Some of the routes will see a reduction in their number of stops, which will help to speed up travel times. For example, the 26 bus will be rerouted to drop its current run through the Harbor Drive neighborhood off of Rickenbacker Causeway. The 31 Local route will also see a reduction in its number of stops, and some of its operation hours will be shifted to a revived 37 Express route which will have fewer stops.
In addition to reworking the routes, the county is adding new electric buses. Several of the new routes will be using Proterra electric buses which can travel longer distances on one charge and emit significantly less pollution than regular diesel-powered vehicles. The county plans to add more of these buses to its fleet over time, which will help to further reduce its reliance on fossil fuels.
The county is also adding a new bus stop improvement program which will provide more shade and benches for passengers waiting for the buses. These improvements will be funded through the federal Surface Transportation Assistance Program. These grants are designed to help communities in need with infrastructure and improvements that would otherwise not be possible through traditional funding sources. The county’s reimagining of the bus network is an important step in helping it become more environmentally friendly and accessible for all residents.

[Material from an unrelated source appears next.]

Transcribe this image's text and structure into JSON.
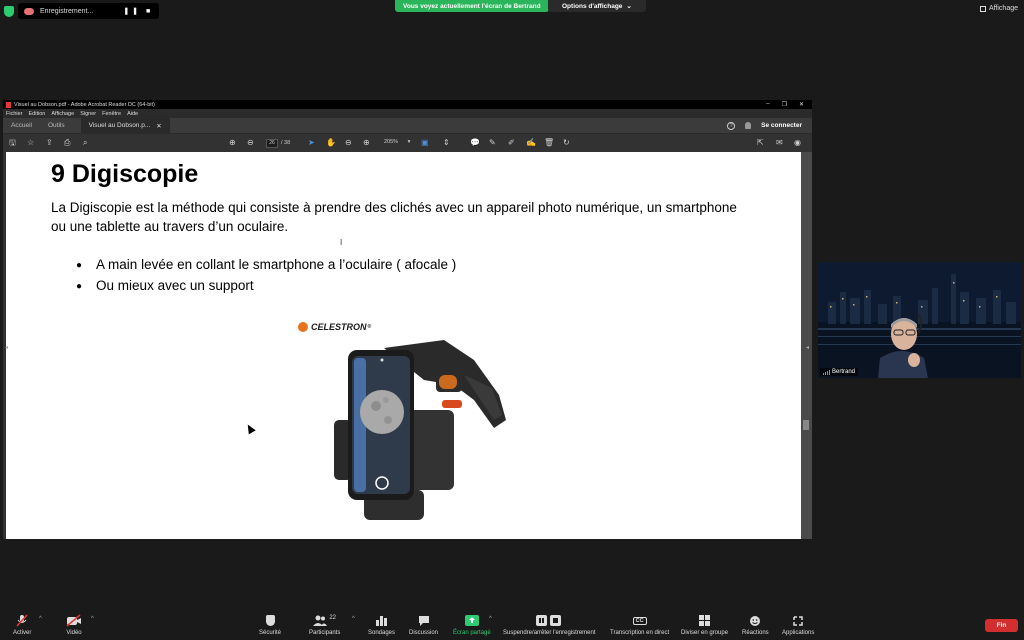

It will be particularly beneficial for those living in South Dade, where the county is focusing on improving the transit system to serve the growing population.